Open Access Dissertation

Date of Award

January 2018

Degree Type


Degree Name




First Advisor

Antonia Abbey
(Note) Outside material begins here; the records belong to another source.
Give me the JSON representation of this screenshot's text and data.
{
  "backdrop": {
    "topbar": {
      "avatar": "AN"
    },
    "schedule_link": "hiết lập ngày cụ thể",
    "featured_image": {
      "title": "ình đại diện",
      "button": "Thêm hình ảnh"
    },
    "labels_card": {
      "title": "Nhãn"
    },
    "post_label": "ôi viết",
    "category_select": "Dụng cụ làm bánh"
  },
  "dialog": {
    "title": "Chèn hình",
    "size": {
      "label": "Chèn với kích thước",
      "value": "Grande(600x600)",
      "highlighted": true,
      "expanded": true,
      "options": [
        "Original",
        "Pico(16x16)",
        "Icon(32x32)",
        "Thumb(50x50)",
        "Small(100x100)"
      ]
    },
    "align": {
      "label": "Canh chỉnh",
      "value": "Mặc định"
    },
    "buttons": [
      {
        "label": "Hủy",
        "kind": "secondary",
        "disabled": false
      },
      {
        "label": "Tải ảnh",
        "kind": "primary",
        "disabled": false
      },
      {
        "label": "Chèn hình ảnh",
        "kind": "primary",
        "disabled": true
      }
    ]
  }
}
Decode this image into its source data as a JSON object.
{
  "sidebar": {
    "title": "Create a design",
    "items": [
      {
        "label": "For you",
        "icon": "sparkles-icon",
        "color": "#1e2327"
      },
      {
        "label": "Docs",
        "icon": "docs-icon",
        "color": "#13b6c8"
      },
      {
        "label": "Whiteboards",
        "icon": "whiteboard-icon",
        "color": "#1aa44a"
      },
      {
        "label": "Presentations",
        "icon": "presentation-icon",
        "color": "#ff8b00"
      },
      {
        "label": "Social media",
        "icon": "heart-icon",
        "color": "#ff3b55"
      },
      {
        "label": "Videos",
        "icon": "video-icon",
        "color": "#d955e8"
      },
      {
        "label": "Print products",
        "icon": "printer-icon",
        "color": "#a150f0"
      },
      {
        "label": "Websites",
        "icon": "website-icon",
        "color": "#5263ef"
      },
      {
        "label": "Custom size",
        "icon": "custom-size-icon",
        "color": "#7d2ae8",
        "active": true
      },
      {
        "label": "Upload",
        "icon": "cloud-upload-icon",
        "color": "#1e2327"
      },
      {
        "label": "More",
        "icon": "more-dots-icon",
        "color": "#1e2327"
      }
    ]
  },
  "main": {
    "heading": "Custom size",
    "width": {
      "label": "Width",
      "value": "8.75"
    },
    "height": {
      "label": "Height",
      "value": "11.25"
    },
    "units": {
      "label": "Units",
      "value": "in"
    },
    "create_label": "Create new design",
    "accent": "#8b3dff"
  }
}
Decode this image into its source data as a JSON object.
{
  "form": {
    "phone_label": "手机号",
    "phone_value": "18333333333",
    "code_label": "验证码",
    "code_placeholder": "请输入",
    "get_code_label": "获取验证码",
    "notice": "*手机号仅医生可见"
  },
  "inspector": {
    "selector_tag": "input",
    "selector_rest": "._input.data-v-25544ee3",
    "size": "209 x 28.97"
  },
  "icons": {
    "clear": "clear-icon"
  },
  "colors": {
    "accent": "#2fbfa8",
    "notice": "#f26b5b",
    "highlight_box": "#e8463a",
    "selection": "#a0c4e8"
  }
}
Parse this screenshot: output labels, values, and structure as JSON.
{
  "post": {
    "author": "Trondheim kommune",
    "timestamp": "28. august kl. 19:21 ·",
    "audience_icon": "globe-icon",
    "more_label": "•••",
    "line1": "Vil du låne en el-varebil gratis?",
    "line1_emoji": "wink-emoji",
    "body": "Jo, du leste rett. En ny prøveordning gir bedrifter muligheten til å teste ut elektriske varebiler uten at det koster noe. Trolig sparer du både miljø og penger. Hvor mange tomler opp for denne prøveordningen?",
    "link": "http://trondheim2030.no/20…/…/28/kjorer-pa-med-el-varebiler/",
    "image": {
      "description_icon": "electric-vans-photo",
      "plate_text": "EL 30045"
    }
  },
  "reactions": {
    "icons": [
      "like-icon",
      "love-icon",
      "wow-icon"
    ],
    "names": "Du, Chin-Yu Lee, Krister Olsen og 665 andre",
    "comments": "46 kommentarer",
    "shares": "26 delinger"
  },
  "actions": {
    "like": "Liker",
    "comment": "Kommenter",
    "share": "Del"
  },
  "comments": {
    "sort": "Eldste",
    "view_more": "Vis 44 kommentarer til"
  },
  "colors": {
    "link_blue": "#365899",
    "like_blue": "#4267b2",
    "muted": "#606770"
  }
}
Previous research shows that women often experience stigmatization following sexual assau#60; however, few studies have investigated mechanisms through which stigmatization adversely affects health. In Study 1, women (N = 974) completed an online survey which assessed their history of sexual assault, stigmatization, recovery processes, and health outcomes. Results partially supported theoretical models whereby sexual assault survivors’ stigmatizing social reactions and internalized stigmatization indirectly contributed to physical health symptoms, hazardous drinking, and disordered eating through effects on secrecy, avoidance coping, thought suppression, and depressive symptoms. In Study 2, sexual assault survivors (N = 400) completed an online experimental study and were exposed to a stigmatization manipulation. The sexual assault stigma condition, as compared to a control and a support condition, elicited higher levels of negative affect following the manipulation. Experimental condition interacted with survivors’ usual coping motives to predict drinking and eating outcomes. Sexual assault stigma predicted more alcohol craving and drinking intentions among women who reported more drink to cope motives. In addition, sexual assault stigma predicted more unhealthy eating intentions among women who reported more eating to cope motives. Findings from these studies demonstrate the importance of stigmatization in shaping survivors’ coping and recovery and have implications for clinical treatment and intervention efforts. Assessing and intervening in stigmatization is particularly important for preventing deleterious health consequences of sexual assault.